Description of the task. Your task is to retype every entry exactly while omitting the pictures.

- - -

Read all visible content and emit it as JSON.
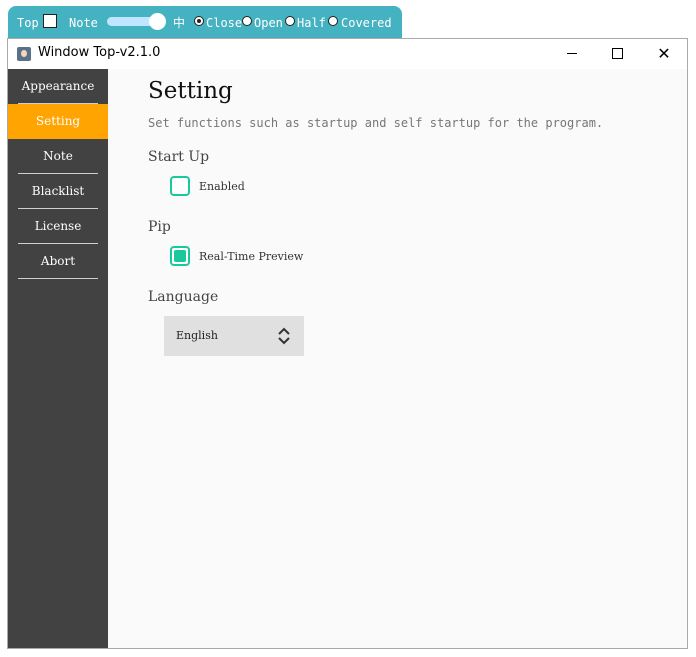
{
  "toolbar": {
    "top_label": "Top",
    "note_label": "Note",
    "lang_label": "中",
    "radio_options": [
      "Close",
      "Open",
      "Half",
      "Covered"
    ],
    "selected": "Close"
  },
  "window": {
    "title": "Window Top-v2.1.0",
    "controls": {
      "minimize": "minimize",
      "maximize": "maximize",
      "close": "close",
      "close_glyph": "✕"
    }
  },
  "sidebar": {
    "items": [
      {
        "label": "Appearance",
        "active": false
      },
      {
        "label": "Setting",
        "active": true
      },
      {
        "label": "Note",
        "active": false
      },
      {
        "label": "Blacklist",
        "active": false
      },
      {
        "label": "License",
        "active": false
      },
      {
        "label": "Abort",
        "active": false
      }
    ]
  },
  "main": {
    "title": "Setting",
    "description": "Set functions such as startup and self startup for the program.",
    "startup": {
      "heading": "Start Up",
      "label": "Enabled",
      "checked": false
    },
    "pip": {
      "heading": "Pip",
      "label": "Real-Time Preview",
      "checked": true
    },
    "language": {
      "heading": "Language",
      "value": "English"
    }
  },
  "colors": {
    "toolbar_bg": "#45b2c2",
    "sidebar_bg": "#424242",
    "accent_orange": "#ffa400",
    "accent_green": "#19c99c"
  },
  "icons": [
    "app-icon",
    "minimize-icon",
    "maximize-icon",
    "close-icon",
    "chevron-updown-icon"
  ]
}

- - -

Problem solution.
Read all visible content and emit it as JSON.
{
  "toolbar": {
    "top_label": "Top",
    "note_label": "Note",
    "lang_label": "中",
    "radio_options": [
      "Close",
      "Open",
      "Half",
      "Covered"
    ],
    "selected": "Close"
  },
  "window": {
    "title": "Window Top-v2.1.0",
    "controls": {
      "minimize": "minimize",
      "maximize": "maximize",
      "close": "close",
      "close_glyph": "✕"
    }
  },
  "sidebar": {
    "items": [
      {
        "label": "Appearance",
        "active": false
      },
      {
        "label": "Setting",
        "active": true
      },
      {
        "label": "Note",
        "active": false
      },
      {
        "label": "Blacklist",
        "active": false
      },
      {
        "label": "License",
        "active": false
      },
      {
        "label": "Abort",
        "active": false
      }
    ]
  },
  "main": {
    "title": "Setting",
    "description": "Set functions such as startup and self startup for the program.",
    "startup": {
      "heading": "Start Up",
      "label": "Enabled",
      "checked": false
    },
    "pip": {
      "heading": "Pip",
      "label": "Real-Time Preview",
      "checked": true
    },
    "language": {
      "heading": "Language",
      "value": "English"
    }
  },
  "colors": {
    "toolbar_bg": "#45b2c2",
    "sidebar_bg": "#424242",
    "accent_orange": "#ffa400",
    "accent_green": "#19c99c"
  },
  "icons": [
    "app-icon",
    "minimize-icon",
    "maximize-icon",
    "close-icon",
    "chevron-updown-icon"
  ]
}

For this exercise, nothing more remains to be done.